RECORDS SUPPLIED
/---

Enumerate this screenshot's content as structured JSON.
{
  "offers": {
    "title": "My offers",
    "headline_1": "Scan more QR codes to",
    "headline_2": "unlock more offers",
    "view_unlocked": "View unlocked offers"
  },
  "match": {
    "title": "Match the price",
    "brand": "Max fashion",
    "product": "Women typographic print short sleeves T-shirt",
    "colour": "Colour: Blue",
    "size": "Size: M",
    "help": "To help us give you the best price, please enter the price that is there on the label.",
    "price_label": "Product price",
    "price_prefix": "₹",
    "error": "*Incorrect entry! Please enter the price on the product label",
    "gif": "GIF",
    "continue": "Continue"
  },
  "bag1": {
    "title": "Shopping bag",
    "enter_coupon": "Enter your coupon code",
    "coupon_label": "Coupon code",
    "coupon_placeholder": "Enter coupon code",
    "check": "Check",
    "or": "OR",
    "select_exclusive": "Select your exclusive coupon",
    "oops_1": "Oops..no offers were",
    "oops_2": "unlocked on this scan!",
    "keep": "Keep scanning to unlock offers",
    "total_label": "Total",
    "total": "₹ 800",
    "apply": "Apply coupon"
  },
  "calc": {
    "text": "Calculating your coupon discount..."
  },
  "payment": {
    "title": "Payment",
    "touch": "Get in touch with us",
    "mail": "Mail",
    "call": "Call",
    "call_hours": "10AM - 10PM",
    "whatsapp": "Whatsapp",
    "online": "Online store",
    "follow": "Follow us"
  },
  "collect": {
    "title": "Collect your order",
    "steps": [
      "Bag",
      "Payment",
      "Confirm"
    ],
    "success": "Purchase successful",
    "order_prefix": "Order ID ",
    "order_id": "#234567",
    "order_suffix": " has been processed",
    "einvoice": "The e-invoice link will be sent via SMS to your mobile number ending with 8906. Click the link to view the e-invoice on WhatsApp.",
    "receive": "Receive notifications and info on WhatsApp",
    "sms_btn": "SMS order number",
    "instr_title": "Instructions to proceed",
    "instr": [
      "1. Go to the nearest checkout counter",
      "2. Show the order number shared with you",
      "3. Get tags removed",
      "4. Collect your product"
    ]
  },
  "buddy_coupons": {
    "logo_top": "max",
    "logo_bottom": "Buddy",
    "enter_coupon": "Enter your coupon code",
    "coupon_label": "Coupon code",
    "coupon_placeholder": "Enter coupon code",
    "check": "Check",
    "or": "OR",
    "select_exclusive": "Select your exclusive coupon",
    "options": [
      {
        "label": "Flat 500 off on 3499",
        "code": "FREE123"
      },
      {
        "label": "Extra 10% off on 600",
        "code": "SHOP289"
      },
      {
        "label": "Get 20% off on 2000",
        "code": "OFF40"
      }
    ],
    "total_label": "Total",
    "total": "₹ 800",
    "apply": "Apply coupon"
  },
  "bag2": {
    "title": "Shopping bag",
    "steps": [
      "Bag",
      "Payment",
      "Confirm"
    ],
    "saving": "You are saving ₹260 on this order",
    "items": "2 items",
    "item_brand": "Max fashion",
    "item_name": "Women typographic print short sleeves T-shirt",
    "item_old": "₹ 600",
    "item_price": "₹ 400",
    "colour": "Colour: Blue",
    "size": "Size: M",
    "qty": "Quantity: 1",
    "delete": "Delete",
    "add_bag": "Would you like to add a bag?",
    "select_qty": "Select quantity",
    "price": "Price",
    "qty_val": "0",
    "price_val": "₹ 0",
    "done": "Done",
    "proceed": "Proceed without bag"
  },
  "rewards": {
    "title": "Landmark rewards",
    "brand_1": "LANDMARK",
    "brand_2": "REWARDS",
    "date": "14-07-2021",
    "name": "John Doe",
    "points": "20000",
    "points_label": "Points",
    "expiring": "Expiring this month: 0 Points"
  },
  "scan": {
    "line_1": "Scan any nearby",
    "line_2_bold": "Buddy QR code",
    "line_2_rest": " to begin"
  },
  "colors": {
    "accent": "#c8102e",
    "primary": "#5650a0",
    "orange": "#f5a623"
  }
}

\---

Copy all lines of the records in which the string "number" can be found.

    "einvoice": "The e-invoice link will be sent via SMS to your mobile number ending with 8906. Click the link to view the e-invoice on WhatsApp.",
    "sms_btn": "SMS order number",
      "2. Show the order number shared with you",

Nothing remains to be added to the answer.